As much as the recent military intervention in Yemen is about staking out territory and also securing Saudi Arabia’s southern borders, in actual fact this campaign is also about stamping out the seeds of any political project that is based on popular participation and could lead to a democratic government. It is about keeping Yemen, a country with the same population as Saudi Arabia, weak. The biggest fear that most of the rulers of the various kingdoms, sultanates, republics and dictatorships in the Middle East have is that popular movements could challenge their political hegemony.
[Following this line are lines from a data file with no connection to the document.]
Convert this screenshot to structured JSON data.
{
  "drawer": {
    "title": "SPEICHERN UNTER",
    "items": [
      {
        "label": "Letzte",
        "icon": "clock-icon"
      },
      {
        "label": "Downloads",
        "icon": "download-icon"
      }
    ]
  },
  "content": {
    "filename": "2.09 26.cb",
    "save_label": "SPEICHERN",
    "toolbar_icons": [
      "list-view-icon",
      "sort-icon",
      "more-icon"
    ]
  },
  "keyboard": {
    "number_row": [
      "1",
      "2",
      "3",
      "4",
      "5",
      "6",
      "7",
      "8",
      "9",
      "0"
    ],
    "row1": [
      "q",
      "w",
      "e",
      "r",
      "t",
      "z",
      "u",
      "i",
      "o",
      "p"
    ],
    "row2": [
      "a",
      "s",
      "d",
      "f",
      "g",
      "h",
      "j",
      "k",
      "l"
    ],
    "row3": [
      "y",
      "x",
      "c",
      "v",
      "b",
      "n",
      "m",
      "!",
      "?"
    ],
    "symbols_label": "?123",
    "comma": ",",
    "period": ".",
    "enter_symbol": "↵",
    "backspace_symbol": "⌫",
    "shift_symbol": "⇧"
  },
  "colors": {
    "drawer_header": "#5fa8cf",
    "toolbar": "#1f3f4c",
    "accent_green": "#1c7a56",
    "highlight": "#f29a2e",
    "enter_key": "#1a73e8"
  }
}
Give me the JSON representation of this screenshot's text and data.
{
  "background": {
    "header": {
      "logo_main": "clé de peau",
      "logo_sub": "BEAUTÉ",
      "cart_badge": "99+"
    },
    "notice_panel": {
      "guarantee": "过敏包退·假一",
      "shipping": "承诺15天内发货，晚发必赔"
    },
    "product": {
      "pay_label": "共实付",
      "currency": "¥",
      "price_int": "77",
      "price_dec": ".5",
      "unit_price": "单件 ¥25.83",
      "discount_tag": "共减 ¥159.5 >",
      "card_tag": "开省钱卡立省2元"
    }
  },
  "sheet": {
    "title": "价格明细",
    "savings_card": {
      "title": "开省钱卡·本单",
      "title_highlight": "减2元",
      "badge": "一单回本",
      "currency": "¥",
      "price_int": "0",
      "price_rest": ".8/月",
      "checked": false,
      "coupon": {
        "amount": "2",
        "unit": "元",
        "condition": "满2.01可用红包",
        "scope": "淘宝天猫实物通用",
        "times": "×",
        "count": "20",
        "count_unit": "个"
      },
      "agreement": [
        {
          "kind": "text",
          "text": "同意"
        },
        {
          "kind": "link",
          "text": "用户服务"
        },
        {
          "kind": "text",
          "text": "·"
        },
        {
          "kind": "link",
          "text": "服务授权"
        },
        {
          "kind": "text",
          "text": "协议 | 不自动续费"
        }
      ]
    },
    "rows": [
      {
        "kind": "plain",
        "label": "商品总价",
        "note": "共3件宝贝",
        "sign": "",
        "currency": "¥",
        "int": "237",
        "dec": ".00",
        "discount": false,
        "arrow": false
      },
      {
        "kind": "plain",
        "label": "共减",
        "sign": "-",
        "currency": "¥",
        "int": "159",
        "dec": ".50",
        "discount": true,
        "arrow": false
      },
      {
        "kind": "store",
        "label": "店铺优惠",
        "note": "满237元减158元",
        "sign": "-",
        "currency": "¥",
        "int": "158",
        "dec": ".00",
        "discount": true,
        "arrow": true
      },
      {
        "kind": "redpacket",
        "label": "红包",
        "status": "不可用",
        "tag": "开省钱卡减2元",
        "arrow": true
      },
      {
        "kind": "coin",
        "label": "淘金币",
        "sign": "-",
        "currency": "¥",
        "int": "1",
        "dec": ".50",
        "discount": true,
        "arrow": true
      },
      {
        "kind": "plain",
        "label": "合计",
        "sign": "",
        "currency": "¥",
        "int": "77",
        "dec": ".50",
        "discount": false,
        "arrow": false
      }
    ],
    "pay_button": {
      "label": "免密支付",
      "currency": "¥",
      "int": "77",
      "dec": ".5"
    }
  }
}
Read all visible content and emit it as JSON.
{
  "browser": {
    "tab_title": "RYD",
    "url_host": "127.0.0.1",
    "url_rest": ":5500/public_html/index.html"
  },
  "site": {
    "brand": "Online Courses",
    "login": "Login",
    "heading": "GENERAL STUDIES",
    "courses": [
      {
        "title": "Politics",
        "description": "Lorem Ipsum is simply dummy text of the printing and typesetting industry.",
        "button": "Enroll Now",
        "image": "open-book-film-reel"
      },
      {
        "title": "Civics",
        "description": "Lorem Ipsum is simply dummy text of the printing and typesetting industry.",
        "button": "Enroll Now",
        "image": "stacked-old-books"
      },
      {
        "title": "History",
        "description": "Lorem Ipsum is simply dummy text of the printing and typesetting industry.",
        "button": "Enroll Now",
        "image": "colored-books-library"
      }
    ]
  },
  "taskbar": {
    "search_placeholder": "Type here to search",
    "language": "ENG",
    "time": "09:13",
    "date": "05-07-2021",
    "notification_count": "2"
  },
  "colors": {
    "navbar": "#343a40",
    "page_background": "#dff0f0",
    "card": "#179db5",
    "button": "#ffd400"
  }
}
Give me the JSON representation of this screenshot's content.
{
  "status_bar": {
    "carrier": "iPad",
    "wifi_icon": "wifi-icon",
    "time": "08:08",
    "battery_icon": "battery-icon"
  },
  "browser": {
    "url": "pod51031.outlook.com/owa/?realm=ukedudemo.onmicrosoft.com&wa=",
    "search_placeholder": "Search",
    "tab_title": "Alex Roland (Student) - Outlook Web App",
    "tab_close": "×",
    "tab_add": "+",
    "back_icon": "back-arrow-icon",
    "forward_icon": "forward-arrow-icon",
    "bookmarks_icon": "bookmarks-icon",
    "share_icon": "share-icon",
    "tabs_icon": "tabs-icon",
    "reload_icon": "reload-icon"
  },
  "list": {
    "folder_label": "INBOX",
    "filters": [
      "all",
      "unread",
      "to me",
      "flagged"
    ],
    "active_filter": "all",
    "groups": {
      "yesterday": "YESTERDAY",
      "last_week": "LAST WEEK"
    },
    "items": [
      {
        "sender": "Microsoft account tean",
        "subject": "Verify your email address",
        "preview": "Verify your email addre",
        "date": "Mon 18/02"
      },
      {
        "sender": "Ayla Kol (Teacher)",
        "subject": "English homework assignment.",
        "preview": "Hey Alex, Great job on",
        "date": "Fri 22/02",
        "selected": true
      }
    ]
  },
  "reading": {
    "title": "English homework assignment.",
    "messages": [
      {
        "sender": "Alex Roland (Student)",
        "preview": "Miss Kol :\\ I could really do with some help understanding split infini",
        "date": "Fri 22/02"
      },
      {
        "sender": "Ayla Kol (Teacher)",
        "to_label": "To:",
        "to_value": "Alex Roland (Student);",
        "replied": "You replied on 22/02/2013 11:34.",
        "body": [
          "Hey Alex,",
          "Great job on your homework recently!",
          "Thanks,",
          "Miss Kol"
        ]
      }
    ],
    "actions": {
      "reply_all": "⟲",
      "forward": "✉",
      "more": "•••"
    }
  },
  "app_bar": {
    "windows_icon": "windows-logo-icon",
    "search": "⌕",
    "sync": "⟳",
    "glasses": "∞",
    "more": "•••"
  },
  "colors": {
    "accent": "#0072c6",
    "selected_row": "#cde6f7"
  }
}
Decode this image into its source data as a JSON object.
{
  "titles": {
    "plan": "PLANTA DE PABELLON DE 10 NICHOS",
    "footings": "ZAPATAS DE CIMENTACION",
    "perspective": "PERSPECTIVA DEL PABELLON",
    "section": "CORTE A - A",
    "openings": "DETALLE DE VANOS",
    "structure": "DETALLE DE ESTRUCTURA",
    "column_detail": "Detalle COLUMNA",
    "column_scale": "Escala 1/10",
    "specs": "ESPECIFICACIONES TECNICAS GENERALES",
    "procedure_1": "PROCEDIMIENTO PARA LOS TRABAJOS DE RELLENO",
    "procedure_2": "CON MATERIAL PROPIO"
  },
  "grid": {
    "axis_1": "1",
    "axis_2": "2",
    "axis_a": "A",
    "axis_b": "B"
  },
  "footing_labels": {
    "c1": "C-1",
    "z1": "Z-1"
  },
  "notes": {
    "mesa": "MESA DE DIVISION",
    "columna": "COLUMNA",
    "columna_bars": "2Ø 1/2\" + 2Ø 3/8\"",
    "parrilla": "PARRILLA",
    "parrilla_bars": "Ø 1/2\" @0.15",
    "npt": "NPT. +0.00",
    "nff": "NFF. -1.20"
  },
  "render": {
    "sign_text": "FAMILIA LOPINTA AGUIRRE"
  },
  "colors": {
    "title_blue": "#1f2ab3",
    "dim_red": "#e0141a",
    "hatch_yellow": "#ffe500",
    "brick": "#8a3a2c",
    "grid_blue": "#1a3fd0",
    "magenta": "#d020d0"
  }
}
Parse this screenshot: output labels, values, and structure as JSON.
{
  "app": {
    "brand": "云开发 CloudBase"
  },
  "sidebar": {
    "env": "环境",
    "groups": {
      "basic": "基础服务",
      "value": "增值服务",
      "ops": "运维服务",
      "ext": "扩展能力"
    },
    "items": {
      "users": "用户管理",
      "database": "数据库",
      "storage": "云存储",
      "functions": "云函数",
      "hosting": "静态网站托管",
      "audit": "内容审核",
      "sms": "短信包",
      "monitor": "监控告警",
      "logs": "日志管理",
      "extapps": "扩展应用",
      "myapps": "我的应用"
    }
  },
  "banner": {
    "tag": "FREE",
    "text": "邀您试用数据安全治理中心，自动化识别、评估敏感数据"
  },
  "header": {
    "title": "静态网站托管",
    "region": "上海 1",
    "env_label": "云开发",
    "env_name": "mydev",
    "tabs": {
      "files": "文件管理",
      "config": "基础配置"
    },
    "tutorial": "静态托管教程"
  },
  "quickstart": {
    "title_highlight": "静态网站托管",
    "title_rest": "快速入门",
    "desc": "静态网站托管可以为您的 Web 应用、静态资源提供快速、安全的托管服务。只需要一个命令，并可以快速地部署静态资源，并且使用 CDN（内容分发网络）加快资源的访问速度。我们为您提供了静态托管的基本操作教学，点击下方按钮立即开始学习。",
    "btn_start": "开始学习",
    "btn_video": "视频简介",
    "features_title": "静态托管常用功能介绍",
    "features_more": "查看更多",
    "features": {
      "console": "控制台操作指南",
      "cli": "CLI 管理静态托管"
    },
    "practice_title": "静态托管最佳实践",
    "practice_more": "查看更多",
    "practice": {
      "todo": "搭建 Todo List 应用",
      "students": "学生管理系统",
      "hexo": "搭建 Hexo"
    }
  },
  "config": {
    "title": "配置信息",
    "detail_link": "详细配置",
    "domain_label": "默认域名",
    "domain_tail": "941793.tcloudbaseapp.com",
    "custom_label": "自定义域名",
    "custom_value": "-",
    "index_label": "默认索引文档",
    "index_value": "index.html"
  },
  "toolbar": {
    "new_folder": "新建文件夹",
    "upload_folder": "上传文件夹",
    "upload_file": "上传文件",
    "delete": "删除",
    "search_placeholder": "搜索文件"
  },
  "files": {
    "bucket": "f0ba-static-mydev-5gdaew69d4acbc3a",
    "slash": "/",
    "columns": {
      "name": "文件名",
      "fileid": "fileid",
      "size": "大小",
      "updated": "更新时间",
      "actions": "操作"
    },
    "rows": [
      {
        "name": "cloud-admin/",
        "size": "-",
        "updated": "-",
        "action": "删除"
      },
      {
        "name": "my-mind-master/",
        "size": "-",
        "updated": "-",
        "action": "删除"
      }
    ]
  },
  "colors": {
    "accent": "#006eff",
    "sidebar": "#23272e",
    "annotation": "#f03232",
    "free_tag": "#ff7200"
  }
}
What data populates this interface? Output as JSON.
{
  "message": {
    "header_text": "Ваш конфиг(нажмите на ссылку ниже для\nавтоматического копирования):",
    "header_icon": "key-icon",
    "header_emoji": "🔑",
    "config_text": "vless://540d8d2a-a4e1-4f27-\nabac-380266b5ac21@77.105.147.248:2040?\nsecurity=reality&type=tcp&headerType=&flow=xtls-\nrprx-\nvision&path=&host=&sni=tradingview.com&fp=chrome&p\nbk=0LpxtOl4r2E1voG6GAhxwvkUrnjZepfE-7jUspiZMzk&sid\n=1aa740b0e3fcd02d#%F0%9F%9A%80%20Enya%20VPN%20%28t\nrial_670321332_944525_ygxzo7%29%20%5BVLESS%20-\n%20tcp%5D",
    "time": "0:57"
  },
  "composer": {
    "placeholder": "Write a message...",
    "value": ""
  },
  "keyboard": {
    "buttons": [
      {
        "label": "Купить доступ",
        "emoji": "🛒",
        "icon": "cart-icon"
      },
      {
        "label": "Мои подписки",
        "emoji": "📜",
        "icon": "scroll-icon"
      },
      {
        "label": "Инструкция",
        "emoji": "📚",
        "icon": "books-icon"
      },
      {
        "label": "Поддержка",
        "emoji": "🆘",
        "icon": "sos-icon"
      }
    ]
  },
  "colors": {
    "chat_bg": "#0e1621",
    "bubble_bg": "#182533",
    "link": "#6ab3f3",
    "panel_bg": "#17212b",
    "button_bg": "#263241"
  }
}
This was evident in the way in which various Arab governments literally paid off their populations when the winds of the ‘Arab-Spring’ seemed to become too threatening. When people couldn’t be bought, dissent was brutally stamped out and in this America and Europe are complicit whereby they demanded adherence to liberal values from everyone except their allies. This war is not about sectarianism but it is about making sure that no country in the Middle East is able to challenge the writ of rulers who often inherited their authority from departing colonial powers. This is supported by the fact that the Saudis did not always see the Zaidis as enemies and indeed supported Zaidi royalists in the 1960s against the possible rise of an Egypt supported Marxist republic in Yemen.
The friend who sent me the Facebook message told me, on the first afternoon that we met, that he was looking forward to the day when he could stand at the gates of hell and welcome all the presidents and kings who had not only made his country but the region their personal fiefdoms. I had travelled around Yemen in his father’s land cruiser some years ago and saw one of the most arrestingly beautiful countries with some of the most interesting, warm and open people I had encountered in the region: a Zaidi scholar in Manakha who bemoaned Saudi influence in the country, a cheerful Wahabi in Mukallah who heartily defended his beliefs but condemned Shi’a-Sunni sectarianism in the region (an exception perhaps), a taxi-driver in Sana’a who had studied French literature at university and was reading Gulliver’s Travels he picked me up at the airport and asked if I knew the Bollywood actor Shahrukh Khan, a Sufi in Tarim who took me to see centuries old manuscripts and a factory line-worker for Kraft in Shibam who not only stopped to give me a ride but also then insisted on taking me home for lunch. Wars ruin societies and reduce them to a collection of individuals who become desperate to survive. They destroy centuries of culture and civilisation. In a region that is already beset with conflict, how can the world remain silent about Yemen?